◆ **Exercise**: From first line to last, copy the material below exactly.

◆ **Provided records**:
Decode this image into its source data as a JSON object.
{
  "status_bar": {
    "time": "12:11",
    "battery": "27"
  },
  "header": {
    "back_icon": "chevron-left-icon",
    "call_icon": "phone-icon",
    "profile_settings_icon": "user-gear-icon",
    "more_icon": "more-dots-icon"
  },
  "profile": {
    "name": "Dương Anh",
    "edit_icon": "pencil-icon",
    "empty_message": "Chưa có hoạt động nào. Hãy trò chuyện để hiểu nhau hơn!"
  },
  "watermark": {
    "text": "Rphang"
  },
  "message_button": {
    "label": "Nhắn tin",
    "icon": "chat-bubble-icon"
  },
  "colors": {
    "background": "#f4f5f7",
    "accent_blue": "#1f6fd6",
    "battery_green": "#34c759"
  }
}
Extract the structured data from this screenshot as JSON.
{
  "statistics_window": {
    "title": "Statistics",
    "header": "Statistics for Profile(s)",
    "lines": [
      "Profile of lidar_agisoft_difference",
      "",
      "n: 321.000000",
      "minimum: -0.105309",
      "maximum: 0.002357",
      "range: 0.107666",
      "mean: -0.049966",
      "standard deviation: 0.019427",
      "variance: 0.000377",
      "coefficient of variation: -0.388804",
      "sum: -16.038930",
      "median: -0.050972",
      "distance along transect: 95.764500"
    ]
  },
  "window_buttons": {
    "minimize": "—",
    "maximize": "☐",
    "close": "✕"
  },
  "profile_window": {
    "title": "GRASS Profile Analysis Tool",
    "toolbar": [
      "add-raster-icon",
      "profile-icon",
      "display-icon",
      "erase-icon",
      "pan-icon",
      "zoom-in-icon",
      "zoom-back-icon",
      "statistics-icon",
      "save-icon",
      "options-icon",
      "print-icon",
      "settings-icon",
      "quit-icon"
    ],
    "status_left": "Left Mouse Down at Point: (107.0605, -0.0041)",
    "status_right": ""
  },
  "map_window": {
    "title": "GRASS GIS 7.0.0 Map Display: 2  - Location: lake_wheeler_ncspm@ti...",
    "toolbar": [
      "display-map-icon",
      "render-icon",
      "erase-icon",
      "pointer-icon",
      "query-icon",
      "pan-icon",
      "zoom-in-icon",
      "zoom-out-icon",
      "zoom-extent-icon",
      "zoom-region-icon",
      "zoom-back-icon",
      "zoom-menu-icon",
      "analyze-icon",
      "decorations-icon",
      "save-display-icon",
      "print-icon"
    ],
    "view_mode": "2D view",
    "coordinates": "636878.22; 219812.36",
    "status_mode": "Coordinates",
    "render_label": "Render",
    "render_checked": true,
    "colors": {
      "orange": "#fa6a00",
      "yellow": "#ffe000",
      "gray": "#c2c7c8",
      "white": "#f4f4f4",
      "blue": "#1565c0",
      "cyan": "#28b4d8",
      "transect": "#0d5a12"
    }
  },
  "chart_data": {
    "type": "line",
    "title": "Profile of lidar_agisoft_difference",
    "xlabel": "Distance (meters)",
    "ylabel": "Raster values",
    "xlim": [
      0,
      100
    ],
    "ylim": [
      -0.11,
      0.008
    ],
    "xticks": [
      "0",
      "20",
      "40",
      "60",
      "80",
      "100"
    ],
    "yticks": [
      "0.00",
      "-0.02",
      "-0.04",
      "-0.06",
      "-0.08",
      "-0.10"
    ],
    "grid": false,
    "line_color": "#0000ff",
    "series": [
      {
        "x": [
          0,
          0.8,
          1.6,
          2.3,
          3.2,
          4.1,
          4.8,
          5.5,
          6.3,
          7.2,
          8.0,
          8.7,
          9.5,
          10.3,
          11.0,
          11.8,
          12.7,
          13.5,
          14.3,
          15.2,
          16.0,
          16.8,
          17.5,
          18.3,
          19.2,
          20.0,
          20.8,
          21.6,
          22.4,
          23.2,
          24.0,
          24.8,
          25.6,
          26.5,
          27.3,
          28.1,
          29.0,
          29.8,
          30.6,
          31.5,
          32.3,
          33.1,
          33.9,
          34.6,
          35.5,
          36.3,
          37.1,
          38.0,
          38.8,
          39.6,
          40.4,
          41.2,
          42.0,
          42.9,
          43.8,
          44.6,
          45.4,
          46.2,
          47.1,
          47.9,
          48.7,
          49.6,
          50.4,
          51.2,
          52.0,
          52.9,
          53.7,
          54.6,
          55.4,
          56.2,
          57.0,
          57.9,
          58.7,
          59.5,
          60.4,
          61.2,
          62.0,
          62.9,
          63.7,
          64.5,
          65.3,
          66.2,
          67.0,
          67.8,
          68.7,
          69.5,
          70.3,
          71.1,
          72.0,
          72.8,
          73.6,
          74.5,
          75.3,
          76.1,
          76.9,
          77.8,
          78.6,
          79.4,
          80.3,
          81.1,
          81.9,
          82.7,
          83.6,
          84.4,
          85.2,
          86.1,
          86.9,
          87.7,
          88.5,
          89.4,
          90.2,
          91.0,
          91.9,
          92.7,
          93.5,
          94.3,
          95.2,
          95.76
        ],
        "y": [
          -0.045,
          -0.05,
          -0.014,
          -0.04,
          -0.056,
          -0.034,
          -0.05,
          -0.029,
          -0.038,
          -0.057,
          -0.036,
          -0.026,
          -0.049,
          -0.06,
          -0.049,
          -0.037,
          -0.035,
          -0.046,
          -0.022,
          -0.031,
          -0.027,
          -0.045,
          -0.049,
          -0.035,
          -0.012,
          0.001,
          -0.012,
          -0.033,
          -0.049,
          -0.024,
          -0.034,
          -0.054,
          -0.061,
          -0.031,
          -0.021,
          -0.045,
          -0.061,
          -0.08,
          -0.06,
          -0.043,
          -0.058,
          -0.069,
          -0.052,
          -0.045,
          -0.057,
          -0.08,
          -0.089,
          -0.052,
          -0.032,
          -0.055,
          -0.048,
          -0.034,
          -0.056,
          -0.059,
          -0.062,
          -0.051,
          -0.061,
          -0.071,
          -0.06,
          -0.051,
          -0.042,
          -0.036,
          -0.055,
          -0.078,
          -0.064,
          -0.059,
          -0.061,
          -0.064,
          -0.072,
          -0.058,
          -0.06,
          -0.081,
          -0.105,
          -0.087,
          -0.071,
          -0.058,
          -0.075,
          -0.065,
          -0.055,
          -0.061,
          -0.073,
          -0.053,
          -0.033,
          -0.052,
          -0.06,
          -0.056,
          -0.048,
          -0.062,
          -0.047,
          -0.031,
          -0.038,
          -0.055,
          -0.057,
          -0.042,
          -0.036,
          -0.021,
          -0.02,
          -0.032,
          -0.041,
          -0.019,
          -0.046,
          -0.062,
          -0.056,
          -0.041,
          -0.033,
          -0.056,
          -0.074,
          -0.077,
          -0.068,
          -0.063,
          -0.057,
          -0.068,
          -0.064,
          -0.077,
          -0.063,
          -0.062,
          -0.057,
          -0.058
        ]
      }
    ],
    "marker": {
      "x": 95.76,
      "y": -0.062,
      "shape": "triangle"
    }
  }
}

◆ **Response**:
Decode this image into its source data as a JSON object.
{
  "status_bar": {
    "time": "12:11",
    "battery": "27"
  },
  "header": {
    "back_icon": "chevron-left-icon",
    "call_icon": "phone-icon",
    "profile_settings_icon": "user-gear-icon",
    "more_icon": "more-dots-icon"
  },
  "profile": {
    "name": "Dương Anh",
    "edit_icon": "pencil-icon",
    "empty_message": "Chưa có hoạt động nào. Hãy trò chuyện để hiểu nhau hơn!"
  },
  "watermark": {
    "text": "Rphang"
  },
  "message_button": {
    "label": "Nhắn tin",
    "icon": "chat-bubble-icon"
  },
  "colors": {
    "background": "#f4f5f7",
    "accent_blue": "#1f6fd6",
    "battery_green": "#34c759"
  }
}
Extract the structured data from this screenshot as JSON.
{
  "statistics_window": {
    "title": "Statistics",
    "header": "Statistics for Profile(s)",
    "lines": [
      "Profile of lidar_agisoft_difference",
      "",
      "n: 321.000000",
      "minimum: -0.105309",
      "maximum: 0.002357",
      "range: 0.107666",
      "mean: -0.049966",
      "standard deviation: 0.019427",
      "variance: 0.000377",
      "coefficient of variation: -0.388804",
      "sum: -16.038930",
      "median: -0.050972",
      "distance along transect: 95.764500"
    ]
  },
  "window_buttons": {
    "minimize": "—",
    "maximize": "☐",
    "close": "✕"
  },
  "profile_window": {
    "title": "GRASS Profile Analysis Tool",
    "toolbar": [
      "add-raster-icon",
      "profile-icon",
      "display-icon",
      "erase-icon",
      "pan-icon",
      "zoom-in-icon",
      "zoom-back-icon",
      "statistics-icon",
      "save-icon",
      "options-icon",
      "print-icon",
      "settings-icon",
      "quit-icon"
    ],
    "status_left": "Left Mouse Down at Point: (107.0605, -0.0041)",
    "status_right": ""
  },
  "map_window": {
    "title": "GRASS GIS 7.0.0 Map Display: 2  - Location: lake_wheeler_ncspm@ti...",
    "toolbar": [
      "display-map-icon",
      "render-icon",
      "erase-icon",
      "pointer-icon",
      "query-icon",
      "pan-icon",
      "zoom-in-icon",
      "zoom-out-icon",
      "zoom-extent-icon",
      "zoom-region-icon",
      "zoom-back-icon",
      "zoom-menu-icon",
      "analyze-icon",
      "decorations-icon",
      "save-display-icon",
      "print-icon"
    ],
    "view_mode": "2D view",
    "coordinates": "636878.22; 219812.36",
    "status_mode": "Coordinates",
    "render_label": "Render",
    "render_checked": true,
    "colors": {
      "orange": "#fa6a00",
      "yellow": "#ffe000",
      "gray": "#c2c7c8",
      "white": "#f4f4f4",
      "blue": "#1565c0",
      "cyan": "#28b4d8",
      "transect": "#0d5a12"
    }
  },
  "chart_data": {
    "type": "line",
    "title": "Profile of lidar_agisoft_difference",
    "xlabel": "Distance (meters)",
    "ylabel": "Raster values",
    "xlim": [
      0,
      100
    ],
    "ylim": [
      -0.11,
      0.008
    ],
    "xticks": [
      "0",
      "20",
      "40",
      "60",
      "80",
      "100"
    ],
    "yticks": [
      "0.00",
      "-0.02",
      "-0.04",
      "-0.06",
      "-0.08",
      "-0.10"
    ],
    "grid": false,
    "line_color": "#0000ff",
    "series": [
      {
        "x": [
          0,
          0.8,
          1.6,
          2.3,
          3.2,
          4.1,
          4.8,
          5.5,
          6.3,
          7.2,
          8.0,
          8.7,
          9.5,
          10.3,
          11.0,
          11.8,
          12.7,
          13.5,
          14.3,
          15.2,
          16.0,
          16.8,
          17.5,
          18.3,
          19.2,
          20.0,
          20.8,
          21.6,
          22.4,
          23.2,
          24.0,
          24.8,
          25.6,
          26.5,
          27.3,
          28.1,
          29.0,
          29.8,
          30.6,
          31.5,
          32.3,
          33.1,
          33.9,
          34.6,
          35.5,
          36.3,
          37.1,
          38.0,
          38.8,
          39.6,
          40.4,
          41.2,
          42.0,
          42.9,
          43.8,
          44.6,
          45.4,
          46.2,
          47.1,
          47.9,
          48.7,
          49.6,
          50.4,
          51.2,
          52.0,
          52.9,
          53.7,
          54.6,
          55.4,
          56.2,
          57.0,
          57.9,
          58.7,
          59.5,
          60.4,
          61.2,
          62.0,
          62.9,
          63.7,
          64.5,
          65.3,
          66.2,
          67.0,
          67.8,
          68.7,
          69.5,
          70.3,
          71.1,
          72.0,
          72.8,
          73.6,
          74.5,
          75.3,
          76.1,
          76.9,
          77.8,
          78.6,
          79.4,
          80.3,
          81.1,
          81.9,
          82.7,
          83.6,
          84.4,
          85.2,
          86.1,
          86.9,
          87.7,
          88.5,
          89.4,
          90.2,
          91.0,
          91.9,
          92.7,
          93.5,
          94.3,
          95.2,
          95.76
        ],
        "y": [
          -0.045,
          -0.05,
          -0.014,
          -0.04,
          -0.056,
          -0.034,
          -0.05,
          -0.029,
          -0.038,
          -0.057,
          -0.036,
          -0.026,
          -0.049,
          -0.06,
          -0.049,
          -0.037,
          -0.035,
          -0.046,
          -0.022,
          -0.031,
          -0.027,
          -0.045,
          -0.049,
          -0.035,
          -0.012,
          0.001,
          -0.012,
          -0.033,
          -0.049,
          -0.024,
          -0.034,
          -0.054,
          -0.061,
          -0.031,
          -0.021,
          -0.045,
          -0.061,
          -0.08,
          -0.06,
          -0.043,
          -0.058,
          -0.069,
          -0.052,
          -0.045,
          -0.057,
          -0.08,
          -0.089,
          -0.052,
          -0.032,
          -0.055,
          -0.048,
          -0.034,
          -0.056,
          -0.059,
          -0.062,
          -0.051,
          -0.061,
          -0.071,
          -0.06,
          -0.051,
          -0.042,
          -0.036,
          -0.055,
          -0.078,
          -0.064,
          -0.059,
          -0.061,
          -0.064,
          -0.072,
          -0.058,
          -0.06,
          -0.081,
          -0.105,
          -0.087,
          -0.071,
          -0.058,
          -0.075,
          -0.065,
          -0.055,
          -0.061,
          -0.073,
          -0.053,
          -0.033,
          -0.052,
          -0.06,
          -0.056,
          -0.048,
          -0.062,
          -0.047,
          -0.031,
          -0.038,
          -0.055,
          -0.057,
          -0.042,
          -0.036,
          -0.021,
          -0.02,
          -0.032,
          -0.041,
          -0.019,
          -0.046,
          -0.062,
          -0.056,
          -0.041,
          -0.033,
          -0.056,
          -0.074,
          -0.077,
          -0.068,
          -0.063,
          -0.057,
          -0.068,
          -0.064,
          -0.077,
          -0.063,
          -0.062,
          -0.057,
          -0.058
        ]
      }
    ],
    "marker": {
      "x": 95.76,
      "y": -0.062,
      "shape": "triangle"
    }
  }
}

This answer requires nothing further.